#### What to do:
Restate the entries word for word and skip every image.

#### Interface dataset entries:
[Start of section]
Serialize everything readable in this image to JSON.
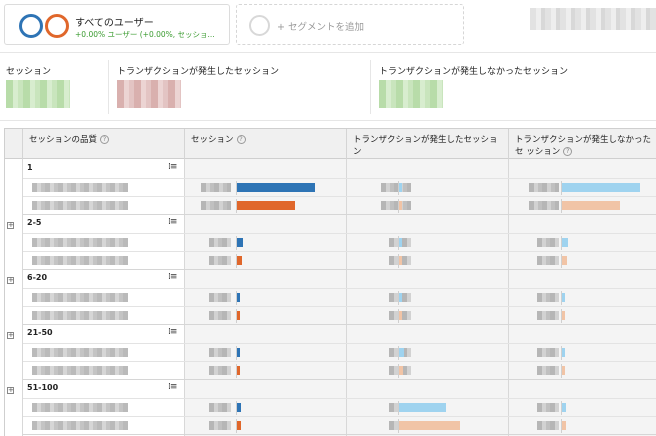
{
  "segments": {
    "active": {
      "name": "すべてのユーザー",
      "stats": "+0.00% ユーザー (+0.00%, セッショ...",
      "colors": [
        "#2e74b5",
        "#e0672b"
      ]
    },
    "add_label": "+ セグメントを追加"
  },
  "summary": [
    {
      "label": "セッション",
      "color": "green"
    },
    {
      "label": "トランザクションが発生したセッション",
      "color": "red"
    },
    {
      "label": "トランザクションが発生しなかったセッション",
      "color": "green"
    }
  ],
  "table": {
    "headers": [
      "セッションの品質",
      "セッション",
      "トランザクションが発生したセッション",
      "トランザクションが発生しなかったセ ッション"
    ],
    "help_icon": "?",
    "groups": [
      {
        "label": "1",
        "bars": {
          "sessions": [
            0.78,
            0.58
          ],
          "with_tx": [
            0.04,
            0.03
          ],
          "without_tx": [
            0.78,
            0.58
          ]
        }
      },
      {
        "label": "2-5",
        "bars": {
          "sessions": [
            0.06,
            0.05
          ],
          "with_tx": [
            0.02,
            0.02
          ],
          "without_tx": [
            0.06,
            0.05
          ]
        }
      },
      {
        "label": "6-20",
        "bars": {
          "sessions": [
            0.03,
            0.03
          ],
          "with_tx": [
            0.02,
            0.02
          ],
          "without_tx": [
            0.03,
            0.03
          ]
        }
      },
      {
        "label": "21-50",
        "bars": {
          "sessions": [
            0.03,
            0.03
          ],
          "with_tx": [
            0.06,
            0.05
          ],
          "without_tx": [
            0.03,
            0.03
          ]
        }
      },
      {
        "label": "51-100",
        "bars": {
          "sessions": [
            0.04,
            0.04
          ],
          "with_tx": [
            0.6,
            0.78
          ],
          "without_tx": [
            0.04,
            0.04
          ]
        }
      }
    ],
    "colors": {
      "blue_dark": "#2e74b5",
      "orange_dark": "#e0672b",
      "blue_light": "#9fd3ef",
      "orange_light": "#f1c4a6"
    }
  }
}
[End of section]
#### Exercise solution:
Serialize everything readable in this image to JSON.
{
  "segments": {
    "active": {
      "name": "すべてのユーザー",
      "stats": "+0.00% ユーザー (+0.00%, セッショ...",
      "colors": [
        "#2e74b5",
        "#e0672b"
      ]
    },
    "add_label": "+ セグメントを追加"
  },
  "summary": [
    {
      "label": "セッション",
      "color": "green"
    },
    {
      "label": "トランザクションが発生したセッション",
      "color": "red"
    },
    {
      "label": "トランザクションが発生しなかったセッション",
      "color": "green"
    }
  ],
  "table": {
    "headers": [
      "セッションの品質",
      "セッション",
      "トランザクションが発生したセッション",
      "トランザクションが発生しなかったセ ッション"
    ],
    "help_icon": "?",
    "groups": [
      {
        "label": "1",
        "bars": {
          "sessions": [
            0.78,
            0.58
          ],
          "with_tx": [
            0.04,
            0.03
          ],
          "without_tx": [
            0.78,
            0.58
          ]
        }
      },
      {
        "label": "2-5",
        "bars": {
          "sessions": [
            0.06,
            0.05
          ],
          "with_tx": [
            0.02,
            0.02
          ],
          "without_tx": [
            0.06,
            0.05
          ]
        }
      },
      {
        "label": "6-20",
        "bars": {
          "sessions": [
            0.03,
            0.03
          ],
          "with_tx": [
            0.02,
            0.02
          ],
          "without_tx": [
            0.03,
            0.03
          ]
        }
      },
      {
        "label": "21-50",
        "bars": {
          "sessions": [
            0.03,
            0.03
          ],
          "with_tx": [
            0.06,
            0.05
          ],
          "without_tx": [
            0.03,
            0.03
          ]
        }
      },
      {
        "label": "51-100",
        "bars": {
          "sessions": [
            0.04,
            0.04
          ],
          "with_tx": [
            0.6,
            0.78
          ],
          "without_tx": [
            0.04,
            0.04
          ]
        }
      }
    ],
    "colors": {
      "blue_dark": "#2e74b5",
      "orange_dark": "#e0672b",
      "blue_light": "#9fd3ef",
      "orange_light": "#f1c4a6"
    }
  }
}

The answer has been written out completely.